TASK REQUIREMENTS
Copy out each line of the entries below in which the string "ドキュメ" appears.

WORKING DATA
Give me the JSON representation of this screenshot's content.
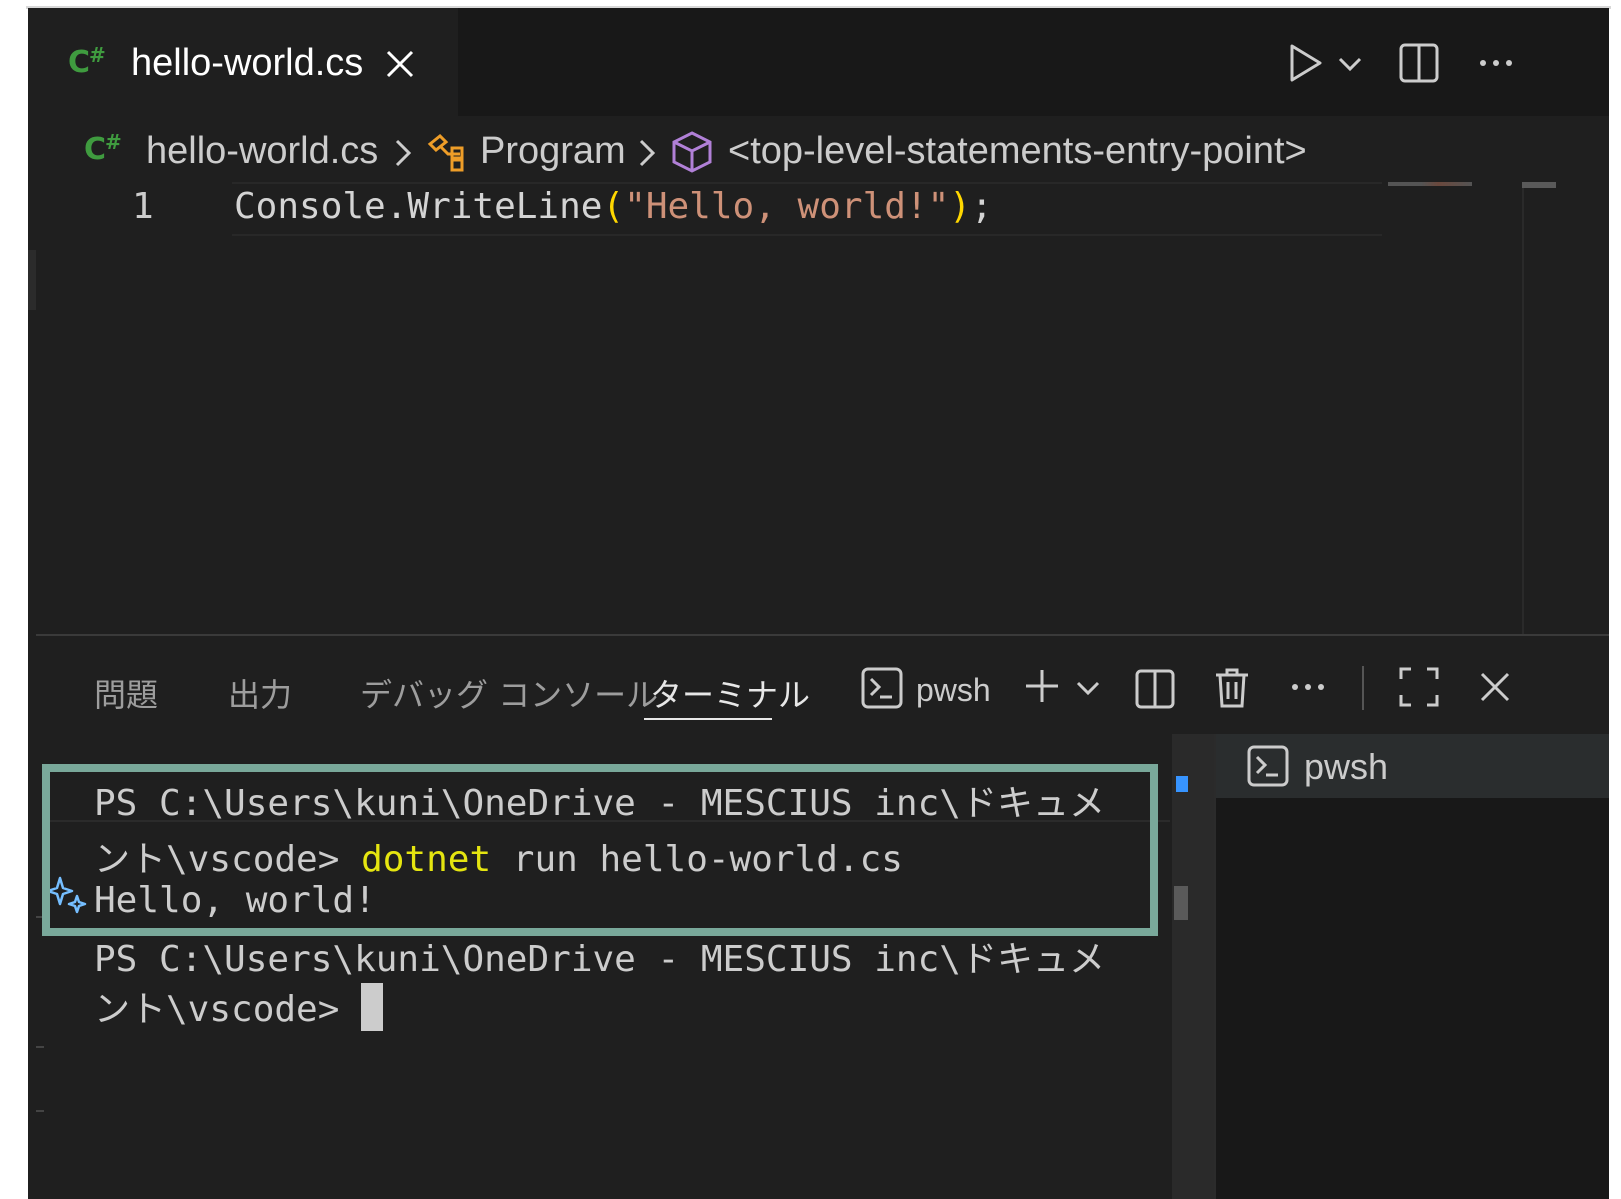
{
  "editor_tab": {
    "lang_badge": "C#",
    "title": "hello-world.cs"
  },
  "breadcrumb": {
    "file": "hello-world.cs",
    "class": "Program",
    "member": "<top-level-statements-entry-point>"
  },
  "code": {
    "line_number": "1",
    "tokens": {
      "receiver": "Console.WriteLine",
      "open_paren": "(",
      "string": "\"Hello, world!\"",
      "close_paren": ")",
      "semicolon": ";"
    }
  },
  "panel": {
    "tabs": [
      "問題",
      "出力",
      "デバッグ コンソール",
      "ターミナル"
    ],
    "active_tab": "ターミナル",
    "shell_name": "pwsh"
  },
  "terminal": {
    "line1": "PS C:\\Users\\kuni\\OneDrive - MESCIUS inc\\ドキュメ",
    "line2_prefix": "ント\\vscode> ",
    "line2_cmd": "dotnet",
    "line2_args": " run hello-world.cs",
    "line3": "Hello, world!",
    "line4": "PS C:\\Users\\kuni\\OneDrive - MESCIUS inc\\ドキュメ",
    "line5_prefix": "ント\\vscode> "
  },
  "terminal_list": {
    "item": "pwsh"
  },
  "colors": {
    "highlight_box": "#79a89a",
    "command": "#e5e510",
    "string": "#ce9178",
    "paren": "#ffd700",
    "csharp_badge": "#3f9b3f"
  }
}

EXPECTED ANSWER
    "line1": "PS C:\\Users\\kuni\\OneDrive - MESCIUS inc\\ドキュメ",
    "line4": "PS C:\\Users\\kuni\\OneDrive - MESCIUS inc\\ドキュメ",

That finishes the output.